Prompt: Please report how many lines below contain "with", writing nothing except the number.

Records shown:
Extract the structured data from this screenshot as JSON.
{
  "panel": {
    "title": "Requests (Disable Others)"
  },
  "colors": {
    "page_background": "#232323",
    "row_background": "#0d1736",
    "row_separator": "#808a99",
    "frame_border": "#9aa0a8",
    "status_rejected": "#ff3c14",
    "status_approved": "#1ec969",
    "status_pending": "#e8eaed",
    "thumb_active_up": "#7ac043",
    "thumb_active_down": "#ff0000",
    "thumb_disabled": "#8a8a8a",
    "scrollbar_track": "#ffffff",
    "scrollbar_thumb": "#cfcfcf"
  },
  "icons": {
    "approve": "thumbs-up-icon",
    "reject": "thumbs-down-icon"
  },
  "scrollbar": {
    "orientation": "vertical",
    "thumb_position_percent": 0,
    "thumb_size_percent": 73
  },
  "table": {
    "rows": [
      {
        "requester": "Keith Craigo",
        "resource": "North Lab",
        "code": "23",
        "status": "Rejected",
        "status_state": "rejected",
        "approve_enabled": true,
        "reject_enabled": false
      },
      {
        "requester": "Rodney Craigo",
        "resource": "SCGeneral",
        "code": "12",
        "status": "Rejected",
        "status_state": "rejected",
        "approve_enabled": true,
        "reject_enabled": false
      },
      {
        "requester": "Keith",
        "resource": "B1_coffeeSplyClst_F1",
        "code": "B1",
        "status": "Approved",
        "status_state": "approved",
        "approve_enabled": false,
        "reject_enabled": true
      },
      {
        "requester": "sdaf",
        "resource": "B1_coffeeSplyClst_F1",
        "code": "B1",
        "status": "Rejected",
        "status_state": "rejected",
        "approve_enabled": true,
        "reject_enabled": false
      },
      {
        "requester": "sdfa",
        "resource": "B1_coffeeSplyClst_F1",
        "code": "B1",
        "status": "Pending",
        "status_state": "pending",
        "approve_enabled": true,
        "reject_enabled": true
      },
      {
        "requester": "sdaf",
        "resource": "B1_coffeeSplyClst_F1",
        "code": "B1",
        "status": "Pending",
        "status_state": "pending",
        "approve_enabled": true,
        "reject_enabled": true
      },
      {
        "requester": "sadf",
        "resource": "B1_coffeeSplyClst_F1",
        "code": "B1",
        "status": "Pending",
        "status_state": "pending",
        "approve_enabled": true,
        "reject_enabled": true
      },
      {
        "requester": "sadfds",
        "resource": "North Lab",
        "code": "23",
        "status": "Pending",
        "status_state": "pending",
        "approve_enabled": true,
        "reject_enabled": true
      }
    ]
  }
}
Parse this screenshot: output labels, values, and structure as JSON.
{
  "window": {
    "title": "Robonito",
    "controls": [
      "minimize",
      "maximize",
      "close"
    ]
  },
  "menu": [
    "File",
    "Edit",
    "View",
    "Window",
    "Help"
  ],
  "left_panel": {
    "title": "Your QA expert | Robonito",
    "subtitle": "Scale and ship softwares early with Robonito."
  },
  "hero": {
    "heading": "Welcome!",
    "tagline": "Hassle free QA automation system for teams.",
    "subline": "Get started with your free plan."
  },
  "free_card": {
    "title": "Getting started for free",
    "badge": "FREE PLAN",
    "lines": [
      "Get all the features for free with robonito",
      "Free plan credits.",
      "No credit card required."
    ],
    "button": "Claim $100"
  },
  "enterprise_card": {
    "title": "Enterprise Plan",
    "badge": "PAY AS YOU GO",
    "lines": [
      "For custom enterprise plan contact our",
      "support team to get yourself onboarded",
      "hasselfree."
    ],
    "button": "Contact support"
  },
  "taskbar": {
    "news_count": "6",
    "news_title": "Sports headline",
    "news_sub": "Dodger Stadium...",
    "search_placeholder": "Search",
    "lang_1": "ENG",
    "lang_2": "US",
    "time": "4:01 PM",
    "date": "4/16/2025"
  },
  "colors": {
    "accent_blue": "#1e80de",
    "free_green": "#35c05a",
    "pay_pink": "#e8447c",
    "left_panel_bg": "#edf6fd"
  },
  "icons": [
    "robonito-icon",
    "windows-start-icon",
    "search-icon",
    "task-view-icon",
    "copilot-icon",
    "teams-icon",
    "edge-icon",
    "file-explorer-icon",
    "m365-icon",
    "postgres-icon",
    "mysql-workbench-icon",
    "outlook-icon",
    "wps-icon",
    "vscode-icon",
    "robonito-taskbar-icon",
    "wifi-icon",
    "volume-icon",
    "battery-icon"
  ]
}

Solved exercise: 3